Your compost pile should be the consistency of a wrung-out sponge. In our dry Montana climate, this is likely the reason why your compost 'is not doing anything'. Bacteria become dormant at lower moisture levels, slowing down the decomposition process. Expect that your pile may need water every time you turn it. In addition, be sure to cover your pile with a sheet of black plastic (with holes punched in it for aeration), an old tarp, or use a bin so as to keep the moisture in. Lastly, locate your pile in a semi-shady location, protected from desiccating winds.
Be sure to turn your pile regularly (ideally once/week) to encourage aerobic (with oxygen) decomposition rather than anaerobic decomposition. Every time you turn the pile, you flush the system with more oxygen, leading to an increase in microbial activity that speeds up the decomposition process.
In order for a compost pile to heat up and sustain large populations of decomposer organisms, there must be an adequate volume of materials. The minimum sized pile is 3' x 3' x 3'. Any volume below this size would likely be another reason why a compost pile isn't breaking down. Piles can be built much larger, but anything above 5' x 5' x 5' becomes cumbersome if it is turned by hand.
Plant materials will break down faster if they are chopped into smaller pieces. If you don't want to find that corncob two months later, be sure to break it up before adding it to your pile. Two-inch pieces are ideal, but whatever you can do to bruise and break up the plant material will help.

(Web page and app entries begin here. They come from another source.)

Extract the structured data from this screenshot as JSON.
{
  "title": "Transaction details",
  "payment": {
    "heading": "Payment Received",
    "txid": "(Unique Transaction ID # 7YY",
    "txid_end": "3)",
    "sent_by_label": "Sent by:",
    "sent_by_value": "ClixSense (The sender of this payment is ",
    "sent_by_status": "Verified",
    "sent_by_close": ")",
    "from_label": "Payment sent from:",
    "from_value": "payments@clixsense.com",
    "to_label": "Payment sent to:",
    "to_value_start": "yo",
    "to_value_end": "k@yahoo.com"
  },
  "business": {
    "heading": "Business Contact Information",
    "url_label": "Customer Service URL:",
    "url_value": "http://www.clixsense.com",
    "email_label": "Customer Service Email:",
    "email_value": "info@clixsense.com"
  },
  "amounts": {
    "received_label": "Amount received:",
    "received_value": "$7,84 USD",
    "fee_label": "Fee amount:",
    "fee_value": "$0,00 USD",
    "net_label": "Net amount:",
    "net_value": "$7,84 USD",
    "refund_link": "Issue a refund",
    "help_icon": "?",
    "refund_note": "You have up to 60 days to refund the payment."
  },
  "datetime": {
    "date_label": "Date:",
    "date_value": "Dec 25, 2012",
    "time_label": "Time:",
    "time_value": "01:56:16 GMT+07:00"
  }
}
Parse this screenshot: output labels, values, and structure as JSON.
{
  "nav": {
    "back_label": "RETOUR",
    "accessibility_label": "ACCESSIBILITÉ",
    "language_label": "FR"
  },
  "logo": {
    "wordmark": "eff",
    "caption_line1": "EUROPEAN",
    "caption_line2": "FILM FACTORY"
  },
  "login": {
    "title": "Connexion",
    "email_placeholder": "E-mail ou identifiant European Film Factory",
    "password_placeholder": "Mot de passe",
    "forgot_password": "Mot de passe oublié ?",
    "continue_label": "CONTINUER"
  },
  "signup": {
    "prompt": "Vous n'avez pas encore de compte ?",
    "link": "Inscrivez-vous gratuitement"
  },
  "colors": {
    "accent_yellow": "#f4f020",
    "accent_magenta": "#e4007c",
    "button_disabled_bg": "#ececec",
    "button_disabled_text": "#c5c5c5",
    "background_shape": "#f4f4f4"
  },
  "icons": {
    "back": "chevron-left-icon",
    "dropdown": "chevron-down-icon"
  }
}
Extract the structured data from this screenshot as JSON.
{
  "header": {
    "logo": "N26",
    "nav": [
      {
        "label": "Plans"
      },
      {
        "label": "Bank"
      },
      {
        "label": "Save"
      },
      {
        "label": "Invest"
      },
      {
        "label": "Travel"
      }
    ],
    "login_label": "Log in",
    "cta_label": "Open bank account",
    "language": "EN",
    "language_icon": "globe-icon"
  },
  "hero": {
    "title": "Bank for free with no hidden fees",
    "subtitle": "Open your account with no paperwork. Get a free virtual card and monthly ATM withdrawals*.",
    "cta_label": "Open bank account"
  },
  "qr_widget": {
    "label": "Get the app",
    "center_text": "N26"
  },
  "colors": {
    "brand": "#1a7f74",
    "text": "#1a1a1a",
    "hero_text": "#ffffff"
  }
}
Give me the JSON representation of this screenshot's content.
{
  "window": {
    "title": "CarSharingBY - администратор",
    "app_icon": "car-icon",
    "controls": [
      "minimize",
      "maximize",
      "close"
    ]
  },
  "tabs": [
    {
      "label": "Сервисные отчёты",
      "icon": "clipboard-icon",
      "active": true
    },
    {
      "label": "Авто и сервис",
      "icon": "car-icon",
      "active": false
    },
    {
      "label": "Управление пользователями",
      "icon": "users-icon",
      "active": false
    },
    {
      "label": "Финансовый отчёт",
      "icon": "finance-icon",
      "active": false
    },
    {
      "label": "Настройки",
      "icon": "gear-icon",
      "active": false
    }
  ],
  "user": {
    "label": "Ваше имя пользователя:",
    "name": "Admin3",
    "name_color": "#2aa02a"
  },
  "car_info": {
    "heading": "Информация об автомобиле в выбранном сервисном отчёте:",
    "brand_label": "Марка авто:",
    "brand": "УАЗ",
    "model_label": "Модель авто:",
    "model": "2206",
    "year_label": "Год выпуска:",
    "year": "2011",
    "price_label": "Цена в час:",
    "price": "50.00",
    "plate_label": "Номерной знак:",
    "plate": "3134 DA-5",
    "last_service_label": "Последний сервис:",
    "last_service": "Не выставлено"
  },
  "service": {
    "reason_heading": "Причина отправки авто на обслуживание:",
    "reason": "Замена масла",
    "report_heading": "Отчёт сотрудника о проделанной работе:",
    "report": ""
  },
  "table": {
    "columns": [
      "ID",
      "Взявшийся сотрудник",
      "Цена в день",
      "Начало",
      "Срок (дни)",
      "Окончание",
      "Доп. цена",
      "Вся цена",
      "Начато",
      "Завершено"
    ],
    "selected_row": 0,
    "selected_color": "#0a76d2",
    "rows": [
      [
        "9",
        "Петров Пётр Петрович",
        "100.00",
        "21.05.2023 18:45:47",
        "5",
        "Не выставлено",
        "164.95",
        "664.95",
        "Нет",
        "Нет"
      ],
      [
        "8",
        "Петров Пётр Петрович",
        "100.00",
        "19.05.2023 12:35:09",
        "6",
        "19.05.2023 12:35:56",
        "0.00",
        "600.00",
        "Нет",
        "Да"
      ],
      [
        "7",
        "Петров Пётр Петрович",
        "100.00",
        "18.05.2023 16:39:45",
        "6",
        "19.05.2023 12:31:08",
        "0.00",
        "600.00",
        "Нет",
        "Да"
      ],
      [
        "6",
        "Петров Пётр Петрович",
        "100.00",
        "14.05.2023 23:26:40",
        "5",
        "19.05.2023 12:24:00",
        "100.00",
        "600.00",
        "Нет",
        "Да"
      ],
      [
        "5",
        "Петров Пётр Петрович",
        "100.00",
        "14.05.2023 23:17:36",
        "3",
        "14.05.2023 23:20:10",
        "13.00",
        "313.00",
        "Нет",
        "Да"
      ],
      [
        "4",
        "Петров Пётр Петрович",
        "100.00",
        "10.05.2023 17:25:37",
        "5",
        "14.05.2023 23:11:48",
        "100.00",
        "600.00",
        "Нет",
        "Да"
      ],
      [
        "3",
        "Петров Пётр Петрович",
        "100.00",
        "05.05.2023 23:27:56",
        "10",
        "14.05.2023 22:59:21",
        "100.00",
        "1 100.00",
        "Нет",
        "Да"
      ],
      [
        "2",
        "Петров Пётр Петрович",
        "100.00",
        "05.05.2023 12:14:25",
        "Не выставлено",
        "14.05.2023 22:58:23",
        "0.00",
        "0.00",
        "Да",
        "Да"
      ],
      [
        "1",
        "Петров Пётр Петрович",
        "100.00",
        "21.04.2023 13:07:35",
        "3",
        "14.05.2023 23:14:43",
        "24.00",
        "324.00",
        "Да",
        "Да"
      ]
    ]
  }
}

If you have constructed your pile correctly, it should start to do something! The pile will shrink by 30% in about a month. Compost is considered finished when you are able to turn your pile and it no longer heats up over 110°F. In two to three months, the pile will be reduced by about 50% and look like finished compost!